Saachi PatelSacchi Patel’s favorite Syracuse University memories are atmospheric and athletic—the first time he saw lightning during a snowstorm, and watching SU basketball with his close friends. “Syracuse University means everything to me,” says Patel, vice president of the NorCalOrange Alumni Club. “SU is where I had such profound experiences that I changed my major, went back for graduate school, and altered my career path to dedicate my efforts to changing our society.”

Patel earned a bachelor’s degree in pre-med psychology from Syracuse University’s College of Arts and Sciences and a master’s degree in cultural foundations of education and a certificate of advanced study in women and gender studies from SU’s School of Education. He is the manager of education and emergency response at Stanford University’s Office of Sexual Assault and Relationship Abuse Education and Response.

He is also co-founder of MasculinityU.com, a coalition of individuals working to challenge and change commonly held perceptions of what it means to be male.

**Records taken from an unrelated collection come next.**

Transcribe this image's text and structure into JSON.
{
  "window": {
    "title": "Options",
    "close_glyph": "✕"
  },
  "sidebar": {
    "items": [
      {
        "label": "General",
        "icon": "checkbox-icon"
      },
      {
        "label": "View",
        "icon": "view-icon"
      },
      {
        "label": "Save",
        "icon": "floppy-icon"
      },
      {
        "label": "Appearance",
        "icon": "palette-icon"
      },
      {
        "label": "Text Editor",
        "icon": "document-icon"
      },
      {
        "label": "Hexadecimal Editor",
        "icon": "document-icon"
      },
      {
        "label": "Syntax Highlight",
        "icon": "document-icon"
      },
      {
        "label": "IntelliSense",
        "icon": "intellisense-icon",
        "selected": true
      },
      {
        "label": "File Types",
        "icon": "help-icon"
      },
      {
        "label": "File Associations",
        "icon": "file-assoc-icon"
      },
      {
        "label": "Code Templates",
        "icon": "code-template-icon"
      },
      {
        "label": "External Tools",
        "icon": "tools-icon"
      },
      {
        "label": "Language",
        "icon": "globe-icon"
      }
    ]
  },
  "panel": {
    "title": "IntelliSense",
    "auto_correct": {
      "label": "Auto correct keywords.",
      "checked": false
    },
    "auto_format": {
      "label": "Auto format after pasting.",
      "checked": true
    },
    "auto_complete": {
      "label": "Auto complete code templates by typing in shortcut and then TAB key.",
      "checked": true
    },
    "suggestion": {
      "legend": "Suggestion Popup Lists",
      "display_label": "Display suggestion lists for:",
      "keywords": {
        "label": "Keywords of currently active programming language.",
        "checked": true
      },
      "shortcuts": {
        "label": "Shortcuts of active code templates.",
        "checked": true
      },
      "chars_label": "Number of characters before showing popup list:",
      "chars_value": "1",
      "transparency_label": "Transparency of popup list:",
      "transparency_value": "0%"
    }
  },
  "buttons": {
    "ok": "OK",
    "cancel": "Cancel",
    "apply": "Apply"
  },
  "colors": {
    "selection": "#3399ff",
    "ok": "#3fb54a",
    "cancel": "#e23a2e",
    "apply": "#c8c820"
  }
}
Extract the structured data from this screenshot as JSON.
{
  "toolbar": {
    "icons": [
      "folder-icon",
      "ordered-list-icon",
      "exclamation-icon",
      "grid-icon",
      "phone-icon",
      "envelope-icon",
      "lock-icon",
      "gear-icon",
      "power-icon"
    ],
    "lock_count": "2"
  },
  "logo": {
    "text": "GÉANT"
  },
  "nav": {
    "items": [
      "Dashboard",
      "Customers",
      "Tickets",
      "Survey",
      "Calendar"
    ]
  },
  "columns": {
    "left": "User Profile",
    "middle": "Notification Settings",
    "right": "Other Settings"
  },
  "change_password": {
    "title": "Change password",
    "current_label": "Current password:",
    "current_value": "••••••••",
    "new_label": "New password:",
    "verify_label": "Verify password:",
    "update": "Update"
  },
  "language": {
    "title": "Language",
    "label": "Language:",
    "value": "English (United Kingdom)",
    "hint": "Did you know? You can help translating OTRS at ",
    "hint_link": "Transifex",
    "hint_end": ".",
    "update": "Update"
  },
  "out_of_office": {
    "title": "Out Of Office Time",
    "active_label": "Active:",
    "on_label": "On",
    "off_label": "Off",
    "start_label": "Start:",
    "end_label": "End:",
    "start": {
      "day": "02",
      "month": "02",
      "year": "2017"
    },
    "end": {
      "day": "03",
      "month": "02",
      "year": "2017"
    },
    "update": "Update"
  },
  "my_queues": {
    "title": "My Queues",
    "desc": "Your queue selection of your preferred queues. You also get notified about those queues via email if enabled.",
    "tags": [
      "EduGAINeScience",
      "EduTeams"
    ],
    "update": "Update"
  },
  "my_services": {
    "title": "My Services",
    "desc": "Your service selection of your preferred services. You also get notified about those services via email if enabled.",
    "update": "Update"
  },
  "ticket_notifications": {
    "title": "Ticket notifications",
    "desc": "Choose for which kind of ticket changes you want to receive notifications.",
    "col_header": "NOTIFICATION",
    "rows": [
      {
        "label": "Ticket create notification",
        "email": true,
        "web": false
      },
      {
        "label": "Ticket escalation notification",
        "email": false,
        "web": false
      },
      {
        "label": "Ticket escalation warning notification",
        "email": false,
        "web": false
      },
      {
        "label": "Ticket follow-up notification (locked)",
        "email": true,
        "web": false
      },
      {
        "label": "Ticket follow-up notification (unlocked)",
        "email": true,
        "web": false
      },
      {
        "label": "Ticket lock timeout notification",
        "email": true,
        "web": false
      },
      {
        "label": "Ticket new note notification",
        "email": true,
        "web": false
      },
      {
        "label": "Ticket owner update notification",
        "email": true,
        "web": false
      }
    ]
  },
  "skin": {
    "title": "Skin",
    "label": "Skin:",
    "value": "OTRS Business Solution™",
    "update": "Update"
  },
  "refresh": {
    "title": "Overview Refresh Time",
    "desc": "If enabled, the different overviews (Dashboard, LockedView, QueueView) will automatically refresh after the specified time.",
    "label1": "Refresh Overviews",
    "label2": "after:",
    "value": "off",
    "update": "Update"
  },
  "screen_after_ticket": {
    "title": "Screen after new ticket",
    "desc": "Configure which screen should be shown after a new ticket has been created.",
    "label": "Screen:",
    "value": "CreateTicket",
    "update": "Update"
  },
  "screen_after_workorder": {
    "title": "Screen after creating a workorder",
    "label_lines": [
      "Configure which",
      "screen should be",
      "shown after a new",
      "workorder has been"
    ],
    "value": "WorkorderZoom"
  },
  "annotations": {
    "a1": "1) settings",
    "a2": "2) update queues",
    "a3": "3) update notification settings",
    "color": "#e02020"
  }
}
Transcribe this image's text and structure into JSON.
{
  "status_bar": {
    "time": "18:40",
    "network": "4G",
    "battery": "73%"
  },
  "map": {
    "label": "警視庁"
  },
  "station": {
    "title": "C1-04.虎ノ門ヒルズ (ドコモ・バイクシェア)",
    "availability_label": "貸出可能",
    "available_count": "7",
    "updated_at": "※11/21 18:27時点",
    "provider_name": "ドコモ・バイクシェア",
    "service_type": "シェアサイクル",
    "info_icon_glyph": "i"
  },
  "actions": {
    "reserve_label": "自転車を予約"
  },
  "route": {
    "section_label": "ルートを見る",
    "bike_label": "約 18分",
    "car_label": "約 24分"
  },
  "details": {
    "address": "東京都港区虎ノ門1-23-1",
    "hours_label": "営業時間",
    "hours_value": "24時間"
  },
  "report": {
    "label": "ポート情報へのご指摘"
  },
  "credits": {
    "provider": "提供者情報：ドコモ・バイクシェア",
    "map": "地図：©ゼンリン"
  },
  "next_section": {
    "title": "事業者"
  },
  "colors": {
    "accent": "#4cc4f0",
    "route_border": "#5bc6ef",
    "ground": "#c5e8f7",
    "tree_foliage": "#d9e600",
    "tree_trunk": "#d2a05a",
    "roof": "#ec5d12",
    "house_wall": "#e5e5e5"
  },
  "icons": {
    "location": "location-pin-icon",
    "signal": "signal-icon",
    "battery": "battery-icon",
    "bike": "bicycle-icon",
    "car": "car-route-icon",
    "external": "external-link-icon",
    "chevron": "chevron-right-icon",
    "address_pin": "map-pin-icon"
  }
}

The organization offers a national speakers bureau, curriculum development, advocacy and programmatic consulting, and guided facilitation. “My occupation is being a social justice activist and educator with the ultimate goal of making positive social change, starting with ending the violence against women,” he says.

Being able to take what he learned in the classroom and translating it into real-world experiences was a hallmark of his SU education, according to Patel. “SU allowed me to gain confidence and increased my comfort in asking questions, helping me to truly learn,” he says. “It gave me the freedom to explore my academic and personal passions. SU is where I shared some of my most meaningful experiences with people who matter the most to me, and it’s where I grew intellectually.”

Patel’s devotion to SU basketball was his original reason for getting in contact with the SU alumni club in San Francisco. “I first joined NorCalOrange when I moved out here from the East Coast and wanted to meet fellow alumni to watch SU basketball games,” he says. “Then I wanted to become more involved with the club, and now serve as vice president.”

Patel encourages other Bay Area alumni to maintain their SU connection. “Syracuse isn’t just another few years in school—it’s part of us, and shaped us in some way,” he says. “I think it’s critical for alumni to stay connected and continue to support SU. Because then we can praise what we loved best and help improve areas where we saw the need for change.”